Across the following data, state how many lines include the word "View". Provide the number alone.

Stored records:
● ● ● ●
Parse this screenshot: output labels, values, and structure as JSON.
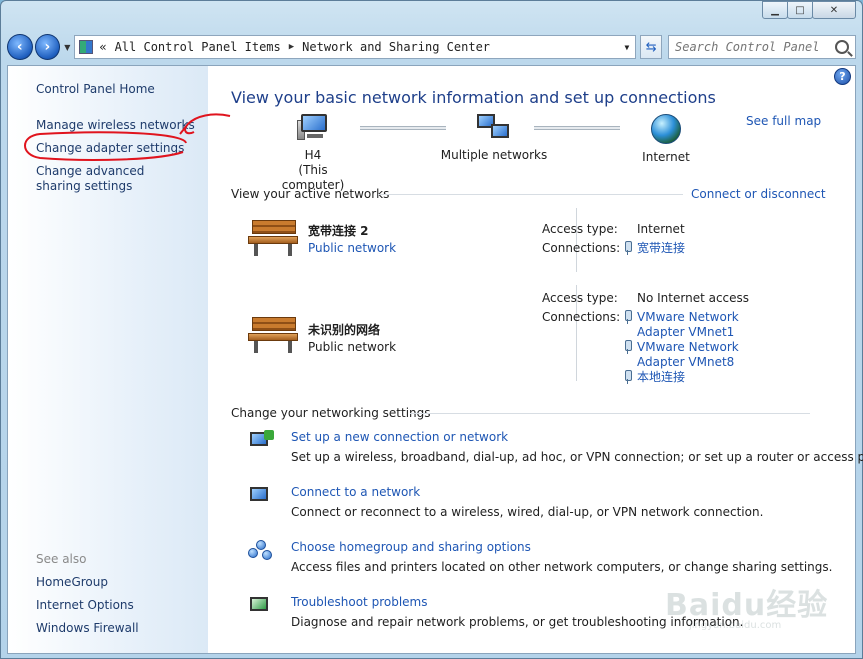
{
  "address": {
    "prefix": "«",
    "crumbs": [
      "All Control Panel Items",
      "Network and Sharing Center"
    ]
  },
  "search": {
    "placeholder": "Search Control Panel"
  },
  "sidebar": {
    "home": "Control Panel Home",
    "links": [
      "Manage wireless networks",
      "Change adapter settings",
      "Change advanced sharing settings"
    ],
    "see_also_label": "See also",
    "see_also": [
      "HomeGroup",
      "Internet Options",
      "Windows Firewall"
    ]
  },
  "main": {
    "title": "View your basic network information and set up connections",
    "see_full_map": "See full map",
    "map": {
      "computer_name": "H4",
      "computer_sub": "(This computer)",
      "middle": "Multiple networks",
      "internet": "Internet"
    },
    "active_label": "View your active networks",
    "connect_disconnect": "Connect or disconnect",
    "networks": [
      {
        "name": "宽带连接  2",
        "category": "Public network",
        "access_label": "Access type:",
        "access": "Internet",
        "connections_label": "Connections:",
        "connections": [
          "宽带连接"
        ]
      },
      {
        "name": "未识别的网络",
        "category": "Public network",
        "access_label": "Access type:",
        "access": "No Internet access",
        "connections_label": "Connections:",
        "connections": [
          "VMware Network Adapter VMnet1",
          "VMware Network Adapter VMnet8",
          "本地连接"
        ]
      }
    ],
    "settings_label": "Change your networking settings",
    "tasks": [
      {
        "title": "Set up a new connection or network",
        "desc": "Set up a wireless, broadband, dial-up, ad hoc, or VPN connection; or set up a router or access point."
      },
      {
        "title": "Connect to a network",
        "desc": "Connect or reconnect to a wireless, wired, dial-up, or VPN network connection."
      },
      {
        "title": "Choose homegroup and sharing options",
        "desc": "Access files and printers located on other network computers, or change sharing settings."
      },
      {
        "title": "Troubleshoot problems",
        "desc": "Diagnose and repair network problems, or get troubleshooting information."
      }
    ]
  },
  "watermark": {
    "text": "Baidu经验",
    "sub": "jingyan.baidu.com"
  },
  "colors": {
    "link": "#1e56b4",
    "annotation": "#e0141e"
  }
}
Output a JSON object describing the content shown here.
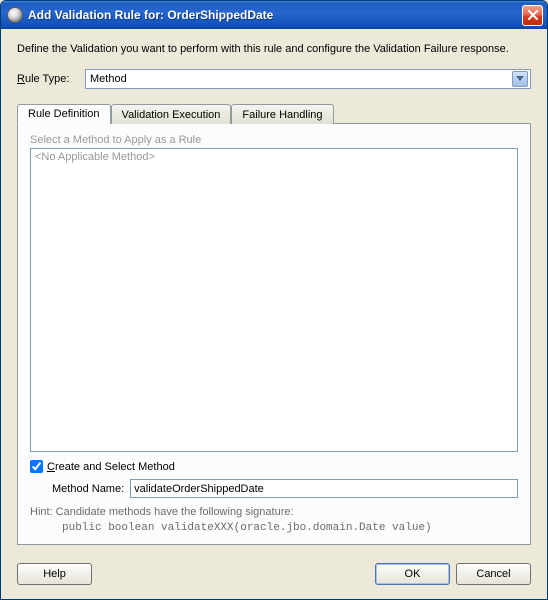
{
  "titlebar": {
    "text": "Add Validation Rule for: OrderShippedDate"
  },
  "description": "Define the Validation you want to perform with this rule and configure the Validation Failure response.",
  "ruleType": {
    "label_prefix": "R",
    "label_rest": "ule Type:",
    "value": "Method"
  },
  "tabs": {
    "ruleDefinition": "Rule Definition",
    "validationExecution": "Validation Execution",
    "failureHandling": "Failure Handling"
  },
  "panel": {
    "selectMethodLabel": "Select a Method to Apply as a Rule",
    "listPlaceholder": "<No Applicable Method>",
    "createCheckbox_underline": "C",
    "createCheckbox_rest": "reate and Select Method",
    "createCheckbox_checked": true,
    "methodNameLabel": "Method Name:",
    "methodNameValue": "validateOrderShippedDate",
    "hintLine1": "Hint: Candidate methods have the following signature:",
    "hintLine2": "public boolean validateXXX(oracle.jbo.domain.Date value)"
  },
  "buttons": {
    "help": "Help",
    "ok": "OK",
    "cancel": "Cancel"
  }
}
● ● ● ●
(Output of the task): 2